From the data, return each line holding the word "timestamp".
++++++++
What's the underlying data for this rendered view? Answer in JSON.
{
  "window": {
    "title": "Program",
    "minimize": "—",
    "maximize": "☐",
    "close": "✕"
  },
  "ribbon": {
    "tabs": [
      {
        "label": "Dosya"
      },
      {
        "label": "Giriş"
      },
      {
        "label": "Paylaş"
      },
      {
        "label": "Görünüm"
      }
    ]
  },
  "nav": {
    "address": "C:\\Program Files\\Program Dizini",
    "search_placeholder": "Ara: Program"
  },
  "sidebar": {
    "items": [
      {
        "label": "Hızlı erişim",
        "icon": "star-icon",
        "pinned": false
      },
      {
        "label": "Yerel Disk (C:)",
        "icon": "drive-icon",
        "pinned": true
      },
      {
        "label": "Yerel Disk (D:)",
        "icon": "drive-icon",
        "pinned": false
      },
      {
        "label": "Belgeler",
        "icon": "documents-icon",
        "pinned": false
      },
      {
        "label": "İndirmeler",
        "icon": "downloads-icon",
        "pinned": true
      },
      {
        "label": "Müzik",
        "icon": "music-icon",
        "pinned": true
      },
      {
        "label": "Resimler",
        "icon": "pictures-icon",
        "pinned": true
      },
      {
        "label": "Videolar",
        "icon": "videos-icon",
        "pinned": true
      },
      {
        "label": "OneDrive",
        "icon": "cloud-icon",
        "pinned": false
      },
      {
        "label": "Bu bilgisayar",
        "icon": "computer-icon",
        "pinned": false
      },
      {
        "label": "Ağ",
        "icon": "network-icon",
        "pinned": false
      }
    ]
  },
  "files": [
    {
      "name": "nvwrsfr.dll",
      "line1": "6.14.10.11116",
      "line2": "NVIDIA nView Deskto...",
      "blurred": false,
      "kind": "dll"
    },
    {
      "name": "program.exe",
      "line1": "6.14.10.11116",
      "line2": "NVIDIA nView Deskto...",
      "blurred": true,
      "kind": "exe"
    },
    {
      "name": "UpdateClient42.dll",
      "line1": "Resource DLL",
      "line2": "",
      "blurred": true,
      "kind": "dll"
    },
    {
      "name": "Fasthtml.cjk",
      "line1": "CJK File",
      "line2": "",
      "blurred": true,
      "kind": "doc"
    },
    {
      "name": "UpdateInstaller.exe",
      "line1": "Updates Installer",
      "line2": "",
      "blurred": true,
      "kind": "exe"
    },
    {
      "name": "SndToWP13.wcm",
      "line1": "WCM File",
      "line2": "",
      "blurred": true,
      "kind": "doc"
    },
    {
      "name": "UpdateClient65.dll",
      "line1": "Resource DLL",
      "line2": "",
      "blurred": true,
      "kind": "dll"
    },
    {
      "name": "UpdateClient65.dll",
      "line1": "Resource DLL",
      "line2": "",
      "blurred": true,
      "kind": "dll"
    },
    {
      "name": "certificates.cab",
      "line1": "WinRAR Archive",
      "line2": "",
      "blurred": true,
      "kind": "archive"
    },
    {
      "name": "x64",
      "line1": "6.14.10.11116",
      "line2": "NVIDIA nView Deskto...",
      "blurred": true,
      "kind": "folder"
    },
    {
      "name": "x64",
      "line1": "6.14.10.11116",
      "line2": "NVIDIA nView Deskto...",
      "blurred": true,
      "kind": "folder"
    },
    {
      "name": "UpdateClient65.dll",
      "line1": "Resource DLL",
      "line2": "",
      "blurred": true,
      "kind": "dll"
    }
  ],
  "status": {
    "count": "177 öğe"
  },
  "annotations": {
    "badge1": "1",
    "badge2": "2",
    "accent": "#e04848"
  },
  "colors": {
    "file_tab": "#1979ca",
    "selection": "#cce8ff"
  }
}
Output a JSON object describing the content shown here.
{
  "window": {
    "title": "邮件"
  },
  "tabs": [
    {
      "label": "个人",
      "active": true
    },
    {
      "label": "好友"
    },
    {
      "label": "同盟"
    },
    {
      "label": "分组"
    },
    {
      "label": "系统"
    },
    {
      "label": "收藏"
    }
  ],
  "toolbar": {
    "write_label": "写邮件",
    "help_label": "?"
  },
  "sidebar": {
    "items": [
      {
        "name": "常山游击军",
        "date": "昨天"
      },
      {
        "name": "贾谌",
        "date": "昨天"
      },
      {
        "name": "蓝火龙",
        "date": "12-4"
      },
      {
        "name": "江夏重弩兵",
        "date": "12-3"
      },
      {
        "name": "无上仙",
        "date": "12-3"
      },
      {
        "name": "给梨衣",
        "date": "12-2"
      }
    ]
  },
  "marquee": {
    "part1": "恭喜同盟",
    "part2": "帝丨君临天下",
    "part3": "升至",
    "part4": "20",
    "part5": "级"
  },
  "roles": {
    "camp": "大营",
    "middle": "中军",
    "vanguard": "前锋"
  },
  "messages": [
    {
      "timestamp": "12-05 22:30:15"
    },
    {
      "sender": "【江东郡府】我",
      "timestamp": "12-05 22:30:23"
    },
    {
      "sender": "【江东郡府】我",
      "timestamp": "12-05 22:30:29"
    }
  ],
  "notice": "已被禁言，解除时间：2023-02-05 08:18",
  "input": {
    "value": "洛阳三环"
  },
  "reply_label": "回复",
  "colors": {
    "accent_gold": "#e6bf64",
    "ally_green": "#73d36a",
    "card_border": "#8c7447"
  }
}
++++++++
- _Result of this task_
      "timestamp": "12-05 22:30:15"
      "timestamp": "12-05 22:30:23"
      "timestamp": "12-05 22:30:29"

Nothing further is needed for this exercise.